The Shortcut to Being a Champion: Two Powerful Lessons on Passion
January 12, 2013
We Are Much More Resilient Than We Think
January 23, 2013


In my family, we had the first ever bereavement when our first born brother passed on. I was just in my early teenage years. It hurt so bad! He was a great friend and playmate.

When he was ill for the first time, he got admitted to a Mission Hospital back in the village. My mum would be with him full time taking care of him at the hospital. The rest of us would go check on him at set visiting hours.


So there was this fateful day that I had to go see them. It rained so heavily that day. Given that the roads were not tarmacked then, the public transport vehicle I used dropped me about three kilometers from the hospital. I walked that distance. It was around Four in the evening.

I walked straight into the ward where my brother was admitted…lo and behold, he was not there! My mum was also not there! I feared the worst! You see, back then, we did not have cell phones to easily call and locate. I was a young boy barely 14 years of age, and I was thoroughly scared!

So what do you think I did? I walked home in stunned silence…knowing full well the worst had happened. I did not dare talk to the nurses and ask them anything about the whereabouts of my brother. I mean, why would the ward he occupied be empty?

Honestly, I feared greatly that the nurses would confirm my suspicion. So I walked home and told nobody of my findings. I remained tensed the whole evening. I started waiting…back then, a death would be announced by loud shrieks of mourning women. I waited for those terrifying mourns the whole night, tossing back and forth. I must have dozzed off once or twice…and soon, one of the most difficult nights of my young life ended.

Morning came, and with it my mum. She seemed Ok…she was not alarmed. So everything was fine. I narrated to her my ordeal the past evening. Mother and son exchanged those ‘knowing looks’…that story has never been shared with anybody until today…as far as I can remember.

But here is the deal: I could just have as well asked the nurses! Granted, they could have confirmed my fears…they could also have dispelled them. One way or another, I would have faced my worst fears sooner and save myself the emotional turmoil! Why postpone the worst?

Today, I am briefly addressing the fear of asking. A young man is afraid to ask his dream girl out because he is afraid that she will say no. A young salesman is afraid of meeting the Manager because he is afraid that the sale will not be effected.

A CEO refuses to face the brutal facts about the revenue of his company because he is afraid that news will cause him to make painful changes.

Why on earth do people get scared of asking? I submit it is because they are afraid of exploiting what seems to be their only option available. They think that when they exploit that option AND GET THE DREADED NO, they will be right back on square one.

Square one needs lots of energy to move away from.

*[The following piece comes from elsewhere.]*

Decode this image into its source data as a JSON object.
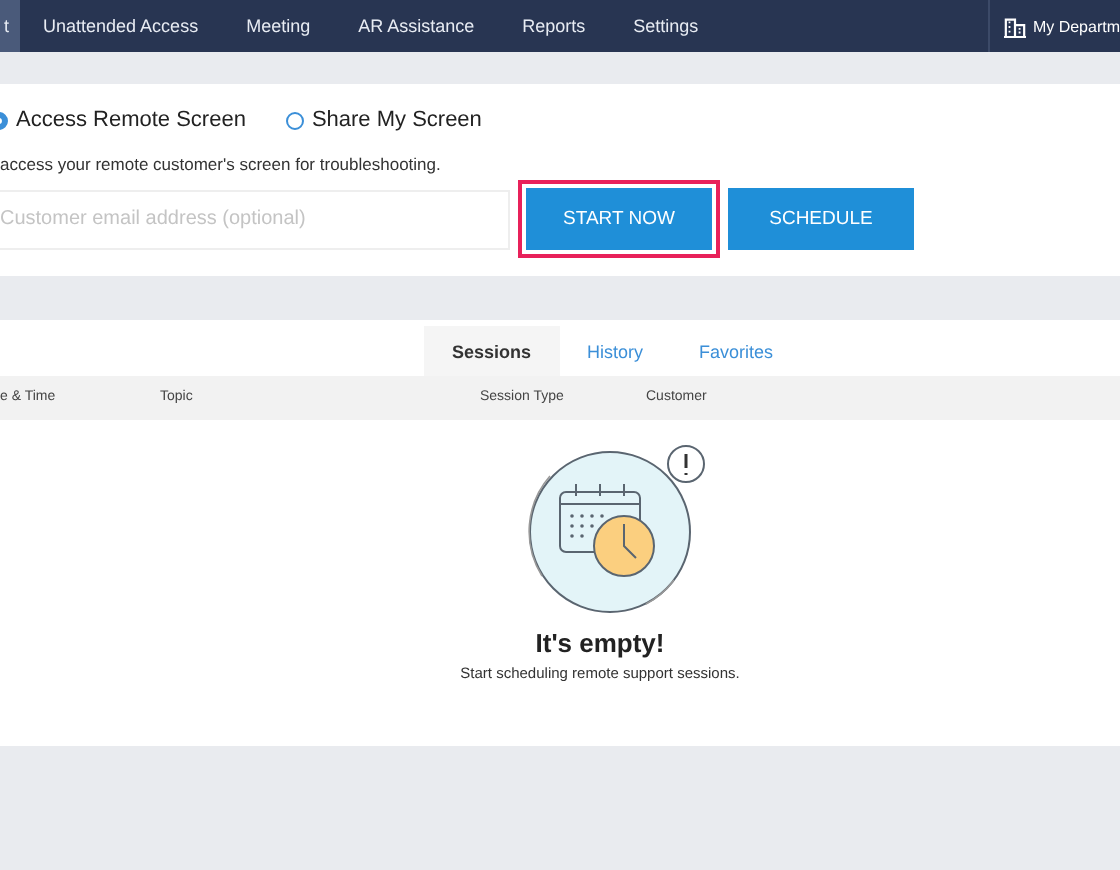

It always is a place of serious discomfort. No one wants to be there. Therefore, psychologically, we ‘mirage’ the asking. We put it forward. We kind of hold onto it (the not asking) like our best kept secret. This provides a psychological safe haven of the thought that the option will still be always available to be exploited. It is kind of like an insurance.

So, we stay in that ‘Potential’ State yet me move not even an inch.

When afraid to ask, remember that the best you can do right now is ask

When afraid to ask and you do not ask, you are increasing your chances of defeat

When afraid to ask, acknowledge the fear, but go ahead and ask anyway.

You will save yourselves lots of time, emotions and energy that is otherwise wasted on the ‘illusion’.

Makes sense?